"I've been disappointed in the supermarkets that I've talked to in what they analyze in terms of names or even shopping patterns. I see almost none of that going on. In the case of merchandising to Latinos, this could cause a retailer to remerchandise an entire section based on shopper card information," she said.
Thissen has written a book, "Immokalee's Fields of Hope," exploring the history and background of field workers from Mexico, Haiti and Guatemala.
"If you are going to market to new immigrants, you need to connect to the reality that they left part of their life behind and it's important to understand that reality. However, it's also important that they want to learn about and take advantage of the things in this country that are better than where they came from. They want to learn and acculturate into our culture."
Thissen also said she'd like to see much more theater and in-store sampling built around merchandising to the Latino community. "One of the things that is true of Latinos," she said, "is that shopping for them is a family-focused event that is fun."
Tseng said the customization of the store to local demographics is the way to pull in Latino shoppers. However, large chains can get caught up in their own bureaucratic processes, which makes it difficult to customize the store, he noted.
"It's still being done imperfectly," said Tseng. "Each retailer has a different formula for measuring the trading area and the measurements are imperfect and not geared toward understanding this particular segment."
Within the next decade, Tseng expects to see a greater portion of stores having a crossover appeal partly due to the fact that Latinos quickly acculturate.
There is also that crossover effect of Hispanic foods with non-Hispanic whites that will further drive the development of Hispanic foods. "As the population changes, more Americans are spending large amounts on food traditionally recognized as Hispanic in origin," said H. Stephen Phillips, Expo Comida Latina show director, Los Angeles, who will bring a version of the Latina food and beverage exhibit to New York on Oct. 21 to 22. The show will also be held in Los Angeles, Nov. 16 to 18. He noted that demand for Hispanic foods in U.S. restaurants is growing at more than 10% per year.
Few conventional supermarket chains around the country have ignored the power of the U.S. Census Bureau numbers that now indicate those of Latino descent are the No. 1 minority in the country.
From the 1990 census to June 2003, the Hispanic population has exploded, growing from 22.3 million to 38.8 million, a 74% increase.
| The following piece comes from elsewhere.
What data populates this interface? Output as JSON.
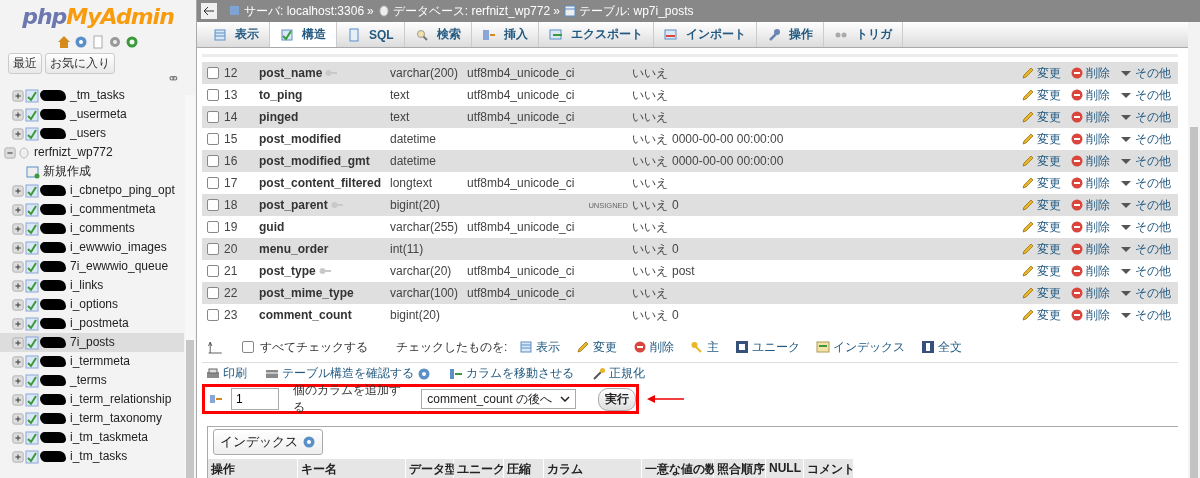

Those counting themselves as Hispanics who live in the United States represent about 13% of the total population, and that percentage is projected to grow to 24% by 2050, according to the Census Bureau.
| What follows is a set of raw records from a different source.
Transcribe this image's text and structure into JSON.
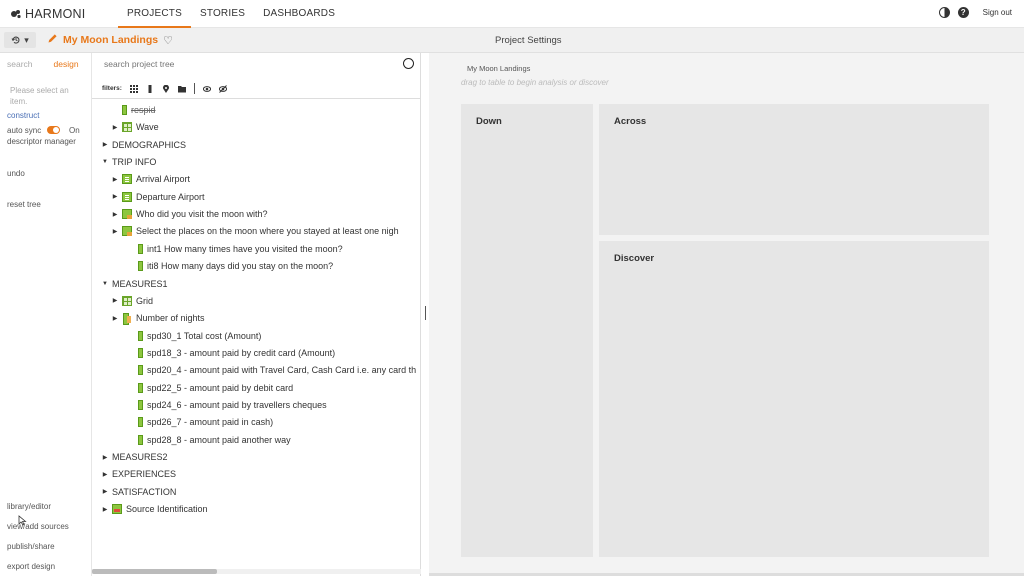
{
  "app": {
    "logo_text": "HARMONI",
    "nav_tabs": [
      "PROJECTS",
      "STORIES",
      "DASHBOARDS"
    ],
    "active_tab": "PROJECTS",
    "help_glyph": "?",
    "signout_label": "Sign out",
    "accent_color": "#e8781a"
  },
  "subbar": {
    "history_caret": "▾",
    "project_name": "My Moon Landings",
    "heart_glyph": "♡",
    "settings_label": "Project Settings"
  },
  "left_panel": {
    "tab_search": "search",
    "tab_design": "design",
    "prompt": "Please select an item.",
    "construct": "construct",
    "auto_sync": "auto sync",
    "auto_sync_state": "On",
    "descriptor_manager": "descriptor manager",
    "undo": "undo",
    "reset_tree": "reset tree",
    "bottom_links": [
      "library/editor",
      "view/add sources",
      "publish/share",
      "export design"
    ]
  },
  "tree_panel": {
    "search_placeholder": "search project tree",
    "filters_label": "filters:",
    "rows": [
      {
        "label": "respid",
        "icon": "bar",
        "depth": 1,
        "arrow": "",
        "strike": true
      },
      {
        "label": "Wave",
        "icon": "table",
        "depth": 1,
        "arrow": "▶"
      },
      {
        "label": "DEMOGRAPHICS",
        "icon": "",
        "depth": 0,
        "arrow": "▶"
      },
      {
        "label": "TRIP INFO",
        "icon": "",
        "depth": 0,
        "arrow": "▼"
      },
      {
        "label": "Arrival Airport",
        "icon": "doc",
        "depth": 1,
        "arrow": "▶"
      },
      {
        "label": "Departure Airport",
        "icon": "doc",
        "depth": 1,
        "arrow": "▶"
      },
      {
        "label": "Who did you visit the moon with?",
        "icon": "multi",
        "depth": 1,
        "arrow": "▶"
      },
      {
        "label": "Select the places on the moon where you stayed at least one nigh",
        "icon": "multi",
        "depth": 1,
        "arrow": "▶"
      },
      {
        "label": "int1 How many times have you visited the moon?",
        "icon": "bar",
        "depth": 2,
        "arrow": ""
      },
      {
        "label": "iti8 How many days did you stay on the moon?",
        "icon": "bar",
        "depth": 2,
        "arrow": ""
      },
      {
        "label": "MEASURES1",
        "icon": "",
        "depth": 0,
        "arrow": "▼"
      },
      {
        "label": "Grid",
        "icon": "table",
        "depth": 1,
        "arrow": "▶"
      },
      {
        "label": "Number of nights",
        "icon": "num",
        "depth": 1,
        "arrow": "▶"
      },
      {
        "label": "spd30_1 Total cost (Amount)",
        "icon": "bar",
        "depth": 2,
        "arrow": ""
      },
      {
        "label": "spd18_3 - amount paid by credit card (Amount)",
        "icon": "bar",
        "depth": 2,
        "arrow": ""
      },
      {
        "label": "spd20_4 - amount paid with Travel Card, Cash Card i.e. any card th",
        "icon": "bar",
        "depth": 2,
        "arrow": ""
      },
      {
        "label": "spd22_5 - amount paid by debit card",
        "icon": "bar",
        "depth": 2,
        "arrow": ""
      },
      {
        "label": "spd24_6 - amount paid by travellers cheques",
        "icon": "bar",
        "depth": 2,
        "arrow": ""
      },
      {
        "label": "spd26_7 - amount paid in cash)",
        "icon": "bar",
        "depth": 2,
        "arrow": ""
      },
      {
        "label": "spd28_8 - amount paid another way",
        "icon": "bar",
        "depth": 2,
        "arrow": ""
      },
      {
        "label": "MEASURES2",
        "icon": "",
        "depth": 0,
        "arrow": "▶"
      },
      {
        "label": "EXPERIENCES",
        "icon": "",
        "depth": 0,
        "arrow": "▶"
      },
      {
        "label": "SATISFACTION",
        "icon": "",
        "depth": 0,
        "arrow": "▶"
      },
      {
        "label": "Source Identification",
        "icon": "source",
        "depth": 0,
        "arrow": "▶"
      }
    ]
  },
  "canvas": {
    "title": "My Moon Landings",
    "hint": "drag to table to begin analysis or discover",
    "zone_down": "Down",
    "zone_across": "Across",
    "zone_discover": "Discover"
  }
}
The impressive population growth statistics don't stop with the numbers of Hispanics, either. Last year, the Food Marketing Institute, Washington, released a study -- "U.S. Hispanics: Insight Into Grocery Shopping Preferences and Attitudes, 2002." The study found that Hispanics on average spend more on food than non-Hispanic shoppers, $117 a week compared to $87. In addition, the study found: * Hispanics like Spanish-language advertising.